* _About this task_: Could you find every line in the entries below that holds the word "label" and copy it?

====== Record excerpts

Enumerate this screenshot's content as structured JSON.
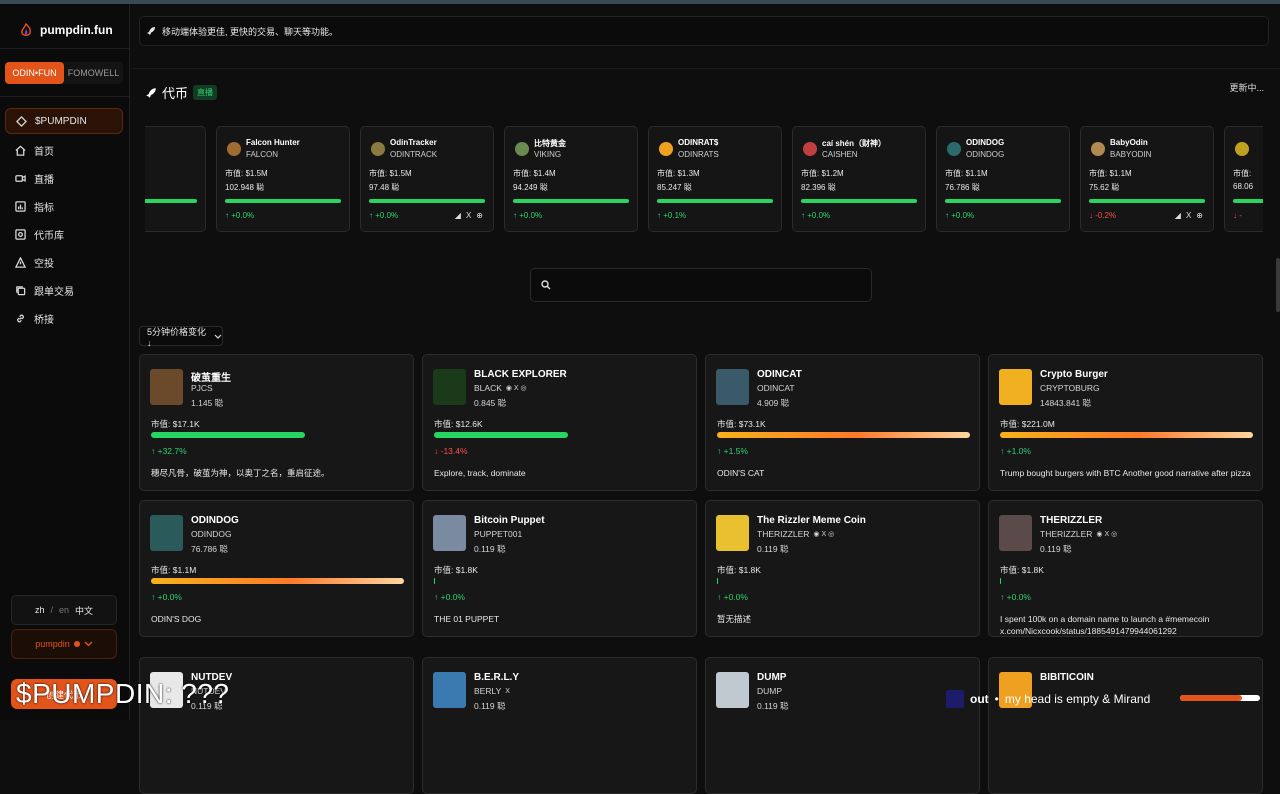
{
  "app": {
    "logo_text": "pumpdin.fun"
  },
  "segments": [
    {
      "label": "ODIN•FUN",
      "active": true
    },
    {
      "label": "FOMOWELL",
      "active": false
    }
  ],
  "nav": [
    {
      "label": "$PUMPDIN",
      "icon": "diamond-icon",
      "active": true
    },
    {
      "label": "首页",
      "icon": "home-icon"
    },
    {
      "label": "直播",
      "icon": "video-icon"
    },
    {
      "label": "指标",
      "icon": "chart-icon"
    },
    {
      "label": "代币库",
      "icon": "vault-icon"
    },
    {
      "label": "空投",
      "icon": "warning-icon"
    },
    {
      "label": "跟单交易",
      "icon": "copy-icon"
    },
    {
      "label": "桥接",
      "icon": "link-icon"
    }
  ],
  "lang": {
    "zh": "zh",
    "sep": "/",
    "en": "en",
    "current": "中文"
  },
  "user_button": "pumpdin",
  "create_button": "创建代币",
  "notice": "移动端体验更佳, 更快的交易、聊天等功能。",
  "coins_section": {
    "title": "代币",
    "live_badge": "直播",
    "updating": "更新中..."
  },
  "ticker_cards": [
    {
      "name": "",
      "ticker": "",
      "mcap": "",
      "sats": "",
      "change": "",
      "trend": "up",
      "fill": 1.0,
      "socials": false,
      "logo_color": "#333"
    },
    {
      "name": "Falcon Hunter",
      "ticker": "FALCON",
      "mcap": "市值: $1.5M",
      "sats": "102.948 聪",
      "change": "↑ +0.0%",
      "trend": "up",
      "fill": 1.0,
      "socials": false,
      "logo_color": "#a06a30"
    },
    {
      "name": "OdinTracker",
      "ticker": "ODINTRACK",
      "mcap": "市值: $1.5M",
      "sats": "97.48 聪",
      "change": "↑ +0.0%",
      "trend": "up",
      "fill": 1.0,
      "socials": true,
      "logo_color": "#8a7a40"
    },
    {
      "name": "比特黄金",
      "ticker": "VIKING",
      "mcap": "市值: $1.4M",
      "sats": "94.249 聪",
      "change": "↑ +0.0%",
      "trend": "up",
      "fill": 1.0,
      "socials": false,
      "logo_color": "#6a8a50"
    },
    {
      "name": "ODINRAT$",
      "ticker": "ODINRATS",
      "mcap": "市值: $1.3M",
      "sats": "85.247 聪",
      "change": "↑ +0.1%",
      "trend": "up",
      "fill": 1.0,
      "socials": false,
      "logo_color": "#f0a020"
    },
    {
      "name": "caí shén（财神）",
      "ticker": "CAISHEN",
      "mcap": "市值: $1.2M",
      "sats": "82.396 聪",
      "change": "↑ +0.0%",
      "trend": "up",
      "fill": 1.0,
      "socials": false,
      "logo_color": "#c04040"
    },
    {
      "name": "ODINDOG",
      "ticker": "ODINDOG",
      "mcap": "市值: $1.1M",
      "sats": "76.786 聪",
      "change": "↑ +0.0%",
      "trend": "up",
      "fill": 1.0,
      "socials": false,
      "logo_color": "#2a6a6a"
    },
    {
      "name": "BabyOdin",
      "ticker": "BABYODIN",
      "mcap": "市值: $1.1M",
      "sats": "75.62 聪",
      "change": "↓ -0.2%",
      "trend": "down",
      "fill": 1.0,
      "socials": true,
      "logo_color": "#b08a50"
    },
    {
      "name": "",
      "ticker": "",
      "mcap": "市值:",
      "sats": "68.06",
      "change": "↓ -",
      "trend": "down",
      "fill": 1.0,
      "socials": false,
      "logo_color": "#c0a020"
    }
  ],
  "search": {
    "placeholder": "",
    "value": ""
  },
  "sort": {
    "label": "5分钟价格变化↓"
  },
  "grid_cards": [
    {
      "name": "破茧重生",
      "ticker": "PJCS",
      "sats": "1.145 聪",
      "mcap": "市值: $17.1K",
      "fill": 0.61,
      "bar": "green",
      "change": "↑ +32.7%",
      "trend": "up",
      "desc": "穗尽凡骨，破茧为神，以奥丁之名，重启征途。",
      "socials": "",
      "img_color": "#6a4a2a"
    },
    {
      "name": "BLACK EXPLORER",
      "ticker": "BLACK",
      "sats": "0.845 聪",
      "mcap": "市值: $12.6K",
      "fill": 0.53,
      "bar": "green",
      "change": "↓ -13.4%",
      "trend": "down",
      "desc": "Explore, track, dominate",
      "socials": "◉ X ◎",
      "img_color": "#1a3a1a"
    },
    {
      "name": "ODINCAT",
      "ticker": "ODINCAT",
      "sats": "4.909 聪",
      "mcap": "市值: $73.1K",
      "fill": 1.0,
      "bar": "hot",
      "change": "↑ +1.5%",
      "trend": "up",
      "desc": "ODIN'S CAT",
      "socials": "",
      "img_color": "#3a5a6a"
    },
    {
      "name": "Crypto Burger",
      "ticker": "CRYPTOBURG",
      "sats": "14843.841 聪",
      "mcap": "市值: $221.0M",
      "fill": 1.0,
      "bar": "hot",
      "change": "↑ +1.0%",
      "trend": "up",
      "desc": "Trump bought burgers with BTC Another good narrative after pizza",
      "socials": "",
      "img_color": "#f0b020"
    },
    {
      "name": "ODINDOG",
      "ticker": "ODINDOG",
      "sats": "76.786 聪",
      "mcap": "市值: $1.1M",
      "fill": 1.0,
      "bar": "hot",
      "change": "↑ +0.0%",
      "trend": "up",
      "desc": "ODIN'S DOG",
      "socials": "",
      "img_color": "#2a5a5a"
    },
    {
      "name": "Bitcoin Puppet",
      "ticker": "PUPPET001",
      "sats": "0.119 聪",
      "mcap": "市值: $1.8K",
      "fill": 0.004,
      "bar": "green",
      "change": "↑ +0.0%",
      "trend": "up",
      "desc": "THE 01 PUPPET",
      "socials": "",
      "img_color": "#7a8aa0"
    },
    {
      "name": "The Rizzler Meme Coin",
      "ticker": "THERIZZLER",
      "sats": "0.119 聪",
      "mcap": "市值: $1.8K",
      "fill": 0.004,
      "bar": "green",
      "change": "↑ +0.0%",
      "trend": "up",
      "desc": "暂无描述",
      "socials": "◉ X ◎",
      "img_color": "#e8c030"
    },
    {
      "name": "THERIZZLER",
      "ticker": "THERIZZLER",
      "sats": "0.119 聪",
      "mcap": "市值: $1.8K",
      "fill": 0.004,
      "bar": "green",
      "change": "↑ +0.0%",
      "trend": "up",
      "desc": "I spent 100k on a domain name to launch a #memecoin x.com/Nicxcook/status/1885491479944061292",
      "socials": "◉ X ◎",
      "img_color": "#5a4a4a"
    },
    {
      "name": "NUTDEV",
      "ticker": "NUTDEV",
      "sats": "0.119 聪",
      "mcap": "",
      "fill": 0,
      "bar": "green",
      "change": "",
      "trend": "up",
      "desc": "",
      "socials": "",
      "img_color": "#e8e8e8"
    },
    {
      "name": "B.E.R.L.Y",
      "ticker": "BERLY",
      "sats": "0.119 聪",
      "mcap": "",
      "fill": 0,
      "bar": "green",
      "change": "",
      "trend": "up",
      "desc": "",
      "socials": "X",
      "img_color": "#3a7ab0"
    },
    {
      "name": "DUMP",
      "ticker": "DUMP",
      "sats": "0.119 聪",
      "mcap": "",
      "fill": 0,
      "bar": "green",
      "change": "",
      "trend": "up",
      "desc": "",
      "socials": "",
      "img_color": "#c0c8d0"
    },
    {
      "name": "BIBITICOIN",
      "ticker": "",
      "sats": "",
      "mcap": "",
      "fill": 0,
      "bar": "green",
      "change": "",
      "trend": "up",
      "desc": "",
      "socials": "",
      "img_color": "#f0a020"
    }
  ],
  "overlay": {
    "title": "$PUMPDIN: ???"
  },
  "now_playing": {
    "label": "out",
    "bullet": "•",
    "track": "my head is empty & Mirand",
    "progress": 0.78
  },
  "colors": {
    "accent": "#e2541a",
    "up": "#2dd36f",
    "down": "#ff4d4d"
  }
}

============

* _Answer section_:
      "label": "ODIN•FUN",
      "label": "FOMOWELL",
      "label": "$PUMPDIN",
      "label": "首页",
      "label": "直播",
      "label": "指标",
      "label": "代币库",
      "label": "空投",
      "label": "跟单交易",
      "label": "桥接",
    "label": "5分钟价格变化↓"
    "label": "out",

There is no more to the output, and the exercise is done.